          My inquiries indicated that this was one of the eight studies submitted to the British regulator when it decided to ban Alpecin’s ‘misleading’ advertising. Its comment on the pull test mentioned in this was: “We understood there were more robust methods of measuring hair loss available.” 
          “We can confirm that we did assess a study entitled Use of Caffeine Shampoo for the treatment of Male Androgenetic Alopecia in our Dr Kurt Wolff and Co march 2018 ruling,” Freddie Alcock at the ASA’s Media and Public Relations office told me.
          It was Attachment I that appears to have clinched the Committee’s decision that the shampoo did indeed reduce hair loss. It contained the only reference to hair pull tests in the 11 page report of the Appeals Committee Decision sent to me by the ARB. The second phase of my complaint thus went to the way of the first part, it was dismissed.
         So did a study that failed to convince the British regulator that Wolff’s advertising was kosher prove enough to do the opposite when it was submitted half a world away to South Africa’s ARB?
This was according to Business Insider SA in 2018
          Wolff had argued that the UK’s ASA decision was based on a strict standard of substantiation similar to that required for pharmaceutical products that was not common in Europe. In any event, as the Directorate did not consider the decision relevant to this South African case, the Committee did much the same thing.
          In banning the ad that appeared in Britain because of insufficient substantiation the ASA said: “Consumers would understand the claim to mean that using the product would result in a reduced rate and quantity of hair loss. Taking into account the body of evidence as a whole, we considered that we had not seen any studies of the actual product as used by consumers on their scalp using an accurate and objective analysis of hair growth, in a well-designed and well conducted trial.”

          Gail Schimmel the exceptionally efficient CEO of the ARB told me that the UK claim was slightly different to the South African one. The evidence Wolff submitted met the requirement of the Code of her regulator.
          “I am of the opinion that you got a well-considered, in depth decision that should leave you in no doubt as to the quality of our *self-regulatory process,” she added.
         Who is right, Britain’s advertising standards authority or South Africa’s? The consumer has been left to find out the hard way by first paying for the shampoo.
To answer the question raise in the headline to this post, the answer is: Yes, the ARB does require less proof than the UK’s ASA as this case showed.  
Jon, a Consumer Watchdog, who can’t win them all.

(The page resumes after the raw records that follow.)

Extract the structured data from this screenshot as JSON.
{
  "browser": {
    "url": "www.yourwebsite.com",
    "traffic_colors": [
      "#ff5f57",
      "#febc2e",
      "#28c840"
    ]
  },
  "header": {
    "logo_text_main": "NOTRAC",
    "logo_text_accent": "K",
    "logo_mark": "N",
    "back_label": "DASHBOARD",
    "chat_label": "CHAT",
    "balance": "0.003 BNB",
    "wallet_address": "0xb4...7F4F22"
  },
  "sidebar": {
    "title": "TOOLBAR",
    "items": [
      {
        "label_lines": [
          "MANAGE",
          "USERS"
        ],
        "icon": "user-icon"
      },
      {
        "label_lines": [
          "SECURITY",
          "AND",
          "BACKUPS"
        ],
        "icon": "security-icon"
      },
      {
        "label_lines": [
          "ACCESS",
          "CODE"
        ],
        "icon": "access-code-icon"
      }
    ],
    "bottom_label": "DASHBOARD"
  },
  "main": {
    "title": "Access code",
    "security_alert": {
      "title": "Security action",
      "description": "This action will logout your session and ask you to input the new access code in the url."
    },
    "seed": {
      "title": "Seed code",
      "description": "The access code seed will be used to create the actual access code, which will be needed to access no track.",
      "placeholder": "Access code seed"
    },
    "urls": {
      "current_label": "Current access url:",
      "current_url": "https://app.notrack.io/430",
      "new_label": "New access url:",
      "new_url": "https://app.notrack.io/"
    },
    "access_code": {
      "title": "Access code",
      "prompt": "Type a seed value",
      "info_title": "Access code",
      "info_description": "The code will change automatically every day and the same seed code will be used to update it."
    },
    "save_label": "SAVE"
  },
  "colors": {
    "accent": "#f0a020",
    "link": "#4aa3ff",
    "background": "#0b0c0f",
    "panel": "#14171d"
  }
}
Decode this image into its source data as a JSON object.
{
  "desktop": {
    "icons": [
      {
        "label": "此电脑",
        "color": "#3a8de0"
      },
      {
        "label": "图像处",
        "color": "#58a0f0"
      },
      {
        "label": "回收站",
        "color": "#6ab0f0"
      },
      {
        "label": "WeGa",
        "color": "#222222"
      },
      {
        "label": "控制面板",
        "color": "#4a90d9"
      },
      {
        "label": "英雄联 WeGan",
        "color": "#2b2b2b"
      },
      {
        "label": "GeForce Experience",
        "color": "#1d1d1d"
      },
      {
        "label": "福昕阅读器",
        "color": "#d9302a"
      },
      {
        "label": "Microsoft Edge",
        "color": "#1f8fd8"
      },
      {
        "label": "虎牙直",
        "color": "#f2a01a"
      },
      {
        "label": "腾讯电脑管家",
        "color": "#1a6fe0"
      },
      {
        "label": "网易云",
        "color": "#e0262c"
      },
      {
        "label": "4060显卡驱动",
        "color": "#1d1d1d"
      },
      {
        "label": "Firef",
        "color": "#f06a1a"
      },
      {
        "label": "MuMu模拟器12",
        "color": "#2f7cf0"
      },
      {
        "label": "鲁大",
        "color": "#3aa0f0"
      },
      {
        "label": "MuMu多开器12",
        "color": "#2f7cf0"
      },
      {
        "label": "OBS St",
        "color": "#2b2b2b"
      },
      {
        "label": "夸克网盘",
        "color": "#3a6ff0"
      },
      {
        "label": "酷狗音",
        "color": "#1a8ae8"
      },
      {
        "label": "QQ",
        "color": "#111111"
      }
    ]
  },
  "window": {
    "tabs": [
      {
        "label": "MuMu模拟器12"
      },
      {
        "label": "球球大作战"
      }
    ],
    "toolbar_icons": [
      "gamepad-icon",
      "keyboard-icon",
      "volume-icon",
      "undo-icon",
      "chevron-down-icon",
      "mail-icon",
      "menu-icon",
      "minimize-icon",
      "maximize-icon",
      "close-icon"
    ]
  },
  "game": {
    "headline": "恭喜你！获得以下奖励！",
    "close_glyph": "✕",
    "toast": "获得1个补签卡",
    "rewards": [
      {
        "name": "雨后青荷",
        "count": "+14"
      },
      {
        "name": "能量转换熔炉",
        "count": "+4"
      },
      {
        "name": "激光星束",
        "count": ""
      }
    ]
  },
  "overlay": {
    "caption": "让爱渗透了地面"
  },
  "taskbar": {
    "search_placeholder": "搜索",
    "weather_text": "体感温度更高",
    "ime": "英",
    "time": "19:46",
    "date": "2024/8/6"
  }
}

P.S. The Wolff Company can only blame its poor public relations for my first report and some equally poor management for not submitting its full back-up story when the ARB initially considered my complaint.
P.P.S. In this case the ARB increased its inquiry costs unnecessarily by allowing the defendant to submit additional evidence to the Appeal Committee, when it had amply opportunity to do so at the initial hearing and was actually asked to do this, but chose not to.
*Note: the ARB is appointed and paid for by the South African advertising industry.